– naso-gastric probe or naso-esophageal: this type of tube is the simplest to place, usually with sedation and local anesthetic, but has a limited volume and the food consistency because as the diameter of the probe is small, it It should be quite liquid. It is indicated for long term use and may be for 5 to 7 days.
– esophageal probe: this type of tube is greater than a naso-gastric tube and enters the esophagus through a small incision in the neck. The cat or dog must be anesthetized to put this type of probe. The larger diameter feed tube allows the volume is greater and the food is firmer consistency. These probes can be kept for longer periods, until the animal again feel like eating.
– gastric probe: probe placed directly into the stomach through surgery. Despite the ease of putting food in this type of probe, the risk of accidents and infections is higher and, therefore, has been little used.
The gavage is the type most commonly used in clinical routine Pet Care , especially in cats that stop eating for more than three days. When discharged from the hospital, the animal’s guardian passes to feed and manage all the medications through the tube and this greatly facilitates the treatment and recovery of the animal.
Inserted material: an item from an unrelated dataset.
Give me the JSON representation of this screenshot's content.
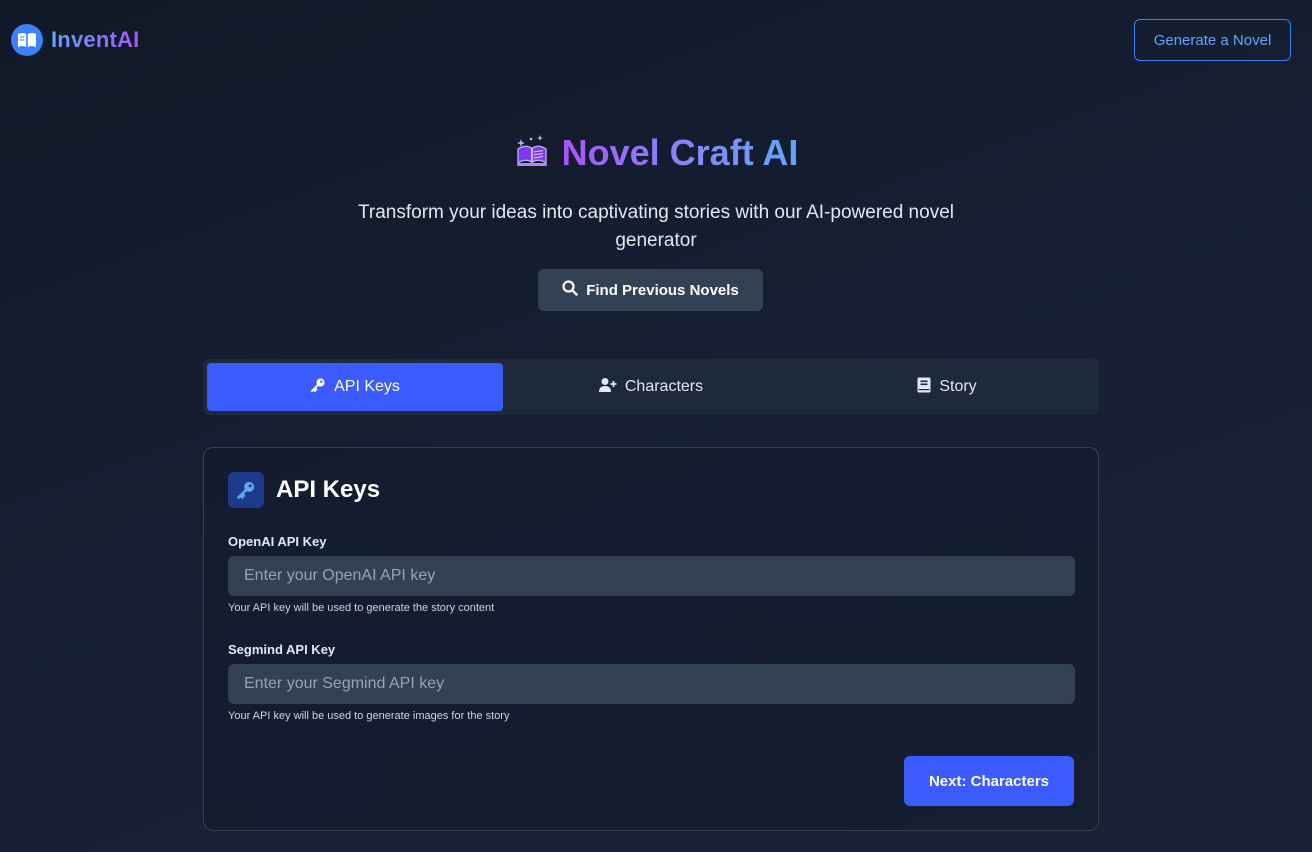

Generally, there are few complications with the feeding tube once the cat is stable. The most common complications include infection at the site of the probe tube removal by the cat or the owner and clogging the tube. For this reason, the animal must periodically return to the hospital for a veterinarian instruct the tutor on how to resolve any complications or problems that may arise, and monitoring of clinical improvement and when the probe can now be removed.
If your pet stopped eating, seek veterinary help as soon as possible, as this can save the life of your dog or cat.